* _Exercise details_
Down to the last line, restate the records word for word, but not the pictures.

(Beginning of Data extract)

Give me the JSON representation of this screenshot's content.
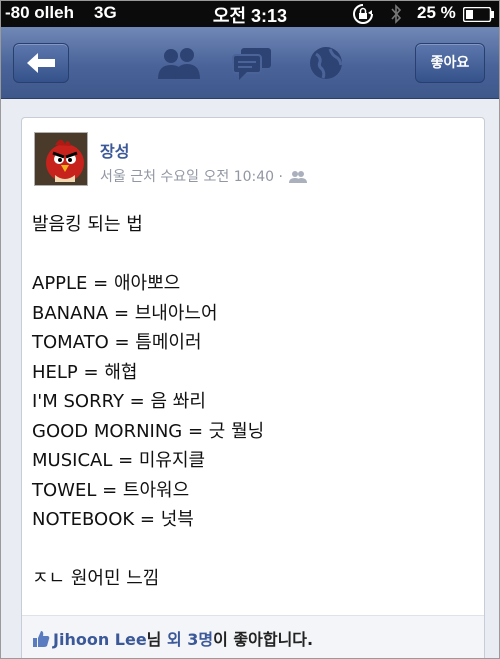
{
  "status_bar": {
    "carrier": "-80 olleh",
    "network": "3G",
    "time": "오전 3:13",
    "battery": "25 %"
  },
  "nav_bar": {
    "back_icon": "left-arrow-icon",
    "icons": [
      "friends-icon",
      "messages-icon",
      "globe-icon"
    ],
    "like_button_label": "좋아요"
  },
  "post": {
    "author": "장성",
    "meta": "서울 근처 수요일 오전 10:40 ·",
    "privacy_icon": "friends-privacy-icon",
    "title": "발음킹 되는 법",
    "lines": [
      "APPLE = 애아뽀으",
      "BANANA = 브내아느어",
      "TOMATO = 틈메이러",
      "HELP = 해협",
      "I'M SORRY = 음 쏴리",
      "GOOD MORNING = 긋 뭘닝",
      "MUSICAL = 미유지클",
      "TOWEL = 트아워으",
      "NOTEBOOK = 넛븍"
    ],
    "closing": "ㅈㄴ 원어민 느낌"
  },
  "likes": {
    "name": "Jihoon Lee",
    "suffix": "님 ",
    "others": "외 3명",
    "tail": "이 좋아합니다."
  }
}
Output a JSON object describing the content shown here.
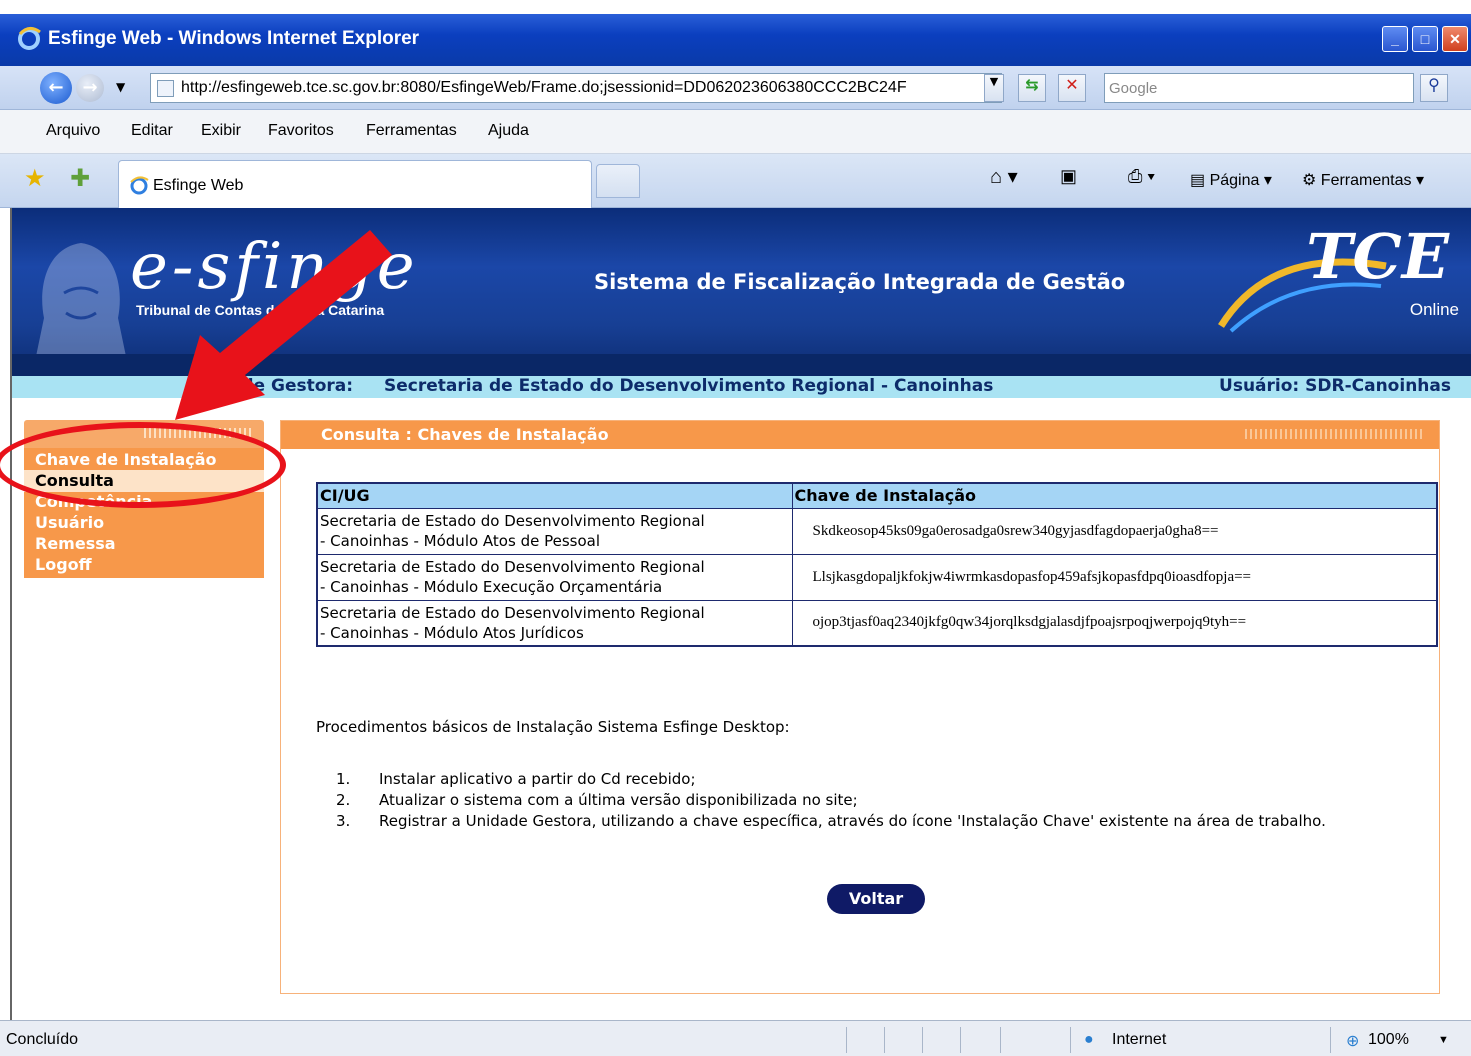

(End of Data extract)

* _Task answer_
Give me the JSON representation of this screenshot's content.
{
  "status_bar": {
    "carrier": "-80 olleh",
    "network": "3G",
    "time": "오전 3:13",
    "battery": "25 %"
  },
  "nav_bar": {
    "back_icon": "left-arrow-icon",
    "icons": [
      "friends-icon",
      "messages-icon",
      "globe-icon"
    ],
    "like_button_label": "좋아요"
  },
  "post": {
    "author": "장성",
    "meta": "서울 근처 수요일 오전 10:40 ·",
    "privacy_icon": "friends-privacy-icon",
    "title": "발음킹 되는 법",
    "lines": [
      "APPLE = 애아뽀으",
      "BANANA = 브내아느어",
      "TOMATO = 틈메이러",
      "HELP = 해협",
      "I'M SORRY = 음 쏴리",
      "GOOD MORNING = 긋 뭘닝",
      "MUSICAL = 미유지클",
      "TOWEL = 트아워으",
      "NOTEBOOK = 넛븍"
    ],
    "closing": "ㅈㄴ 원어민 느낌"
  },
  "likes": {
    "name": "Jihoon Lee",
    "suffix": "님 ",
    "others": "외 3명",
    "tail": "이 좋아합니다."
  }
}
Output a JSON object describing the content shown here.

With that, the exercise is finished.